## [Required work]
Every picture is to be removed, and all the data is to be copied exactly.

(Element data from apps and pages)

━━━

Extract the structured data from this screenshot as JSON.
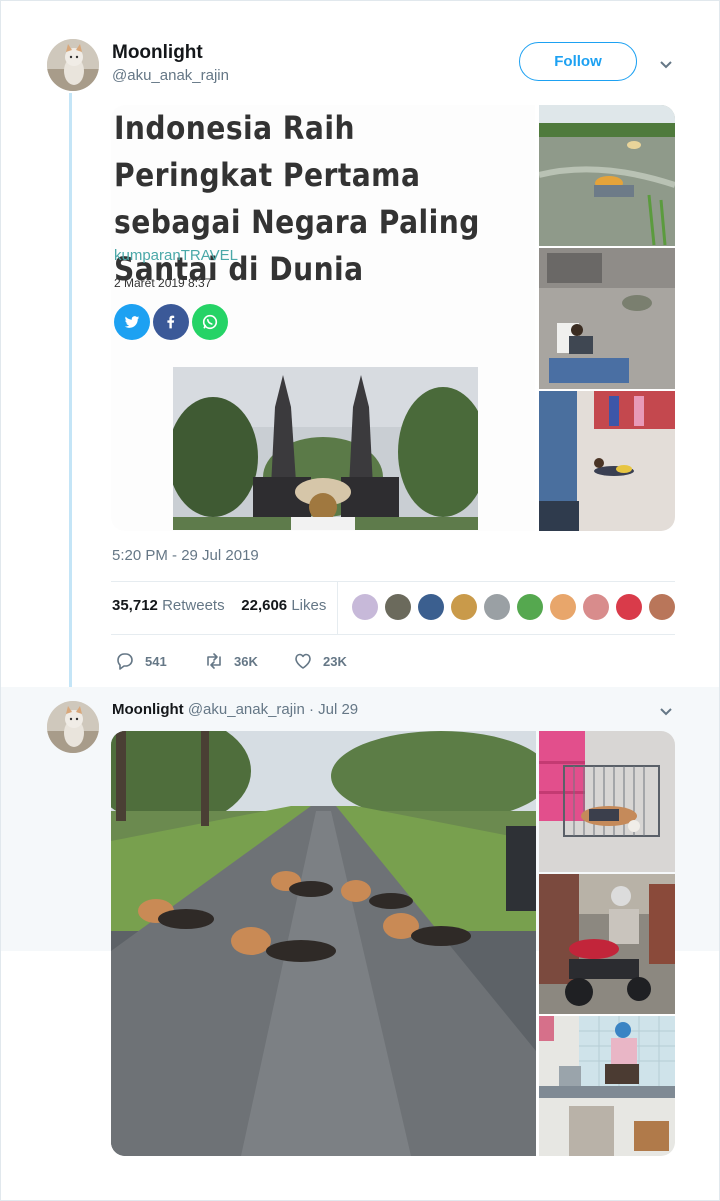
{
  "tweet1": {
    "name": "Moonlight",
    "handle": "@aku_anak_rajin",
    "follow_label": "Follow",
    "article": {
      "headline": "Indonesia Raih Peringkat Pertama sebagai Negara Paling Santai di Dunia",
      "source": "kumparanTRAVEL",
      "date": "2 Maret 2019 8:37"
    },
    "timestamp": "5:20 PM - 29 Jul 2019",
    "retweets_count": "35,712",
    "retweets_label": "Retweets",
    "likes_count": "22,606",
    "likes_label": "Likes",
    "replies": "541",
    "retweets_short": "36K",
    "likes_short": "23K"
  },
  "tweet2": {
    "name": "Moonlight",
    "handle": "@aku_anak_rajin",
    "separator": "·",
    "date": "Jul 29"
  },
  "colors": {
    "accent": "#1da1f2",
    "thread_line": "#c4e5f7",
    "muted": "#657786"
  },
  "icons": [
    "chevron-down-icon",
    "reply-icon",
    "retweet-icon",
    "like-icon",
    "twitter-share-icon",
    "facebook-share-icon",
    "whatsapp-share-icon"
  ]
}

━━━

## [Response to the task]
Extract the structured data from this screenshot as JSON.
{
  "tweet1": {
    "name": "Moonlight",
    "handle": "@aku_anak_rajin",
    "follow_label": "Follow",
    "article": {
      "headline": "Indonesia Raih Peringkat Pertama sebagai Negara Paling Santai di Dunia",
      "source": "kumparanTRAVEL",
      "date": "2 Maret 2019 8:37"
    },
    "timestamp": "5:20 PM - 29 Jul 2019",
    "retweets_count": "35,712",
    "retweets_label": "Retweets",
    "likes_count": "22,606",
    "likes_label": "Likes",
    "replies": "541",
    "retweets_short": "36K",
    "likes_short": "23K"
  },
  "tweet2": {
    "name": "Moonlight",
    "handle": "@aku_anak_rajin",
    "separator": "·",
    "date": "Jul 29"
  },
  "colors": {
    "accent": "#1da1f2",
    "thread_line": "#c4e5f7",
    "muted": "#657786"
  },
  "icons": [
    "chevron-down-icon",
    "reply-icon",
    "retweet-icon",
    "like-icon",
    "twitter-share-icon",
    "facebook-share-icon",
    "whatsapp-share-icon"
  ]
}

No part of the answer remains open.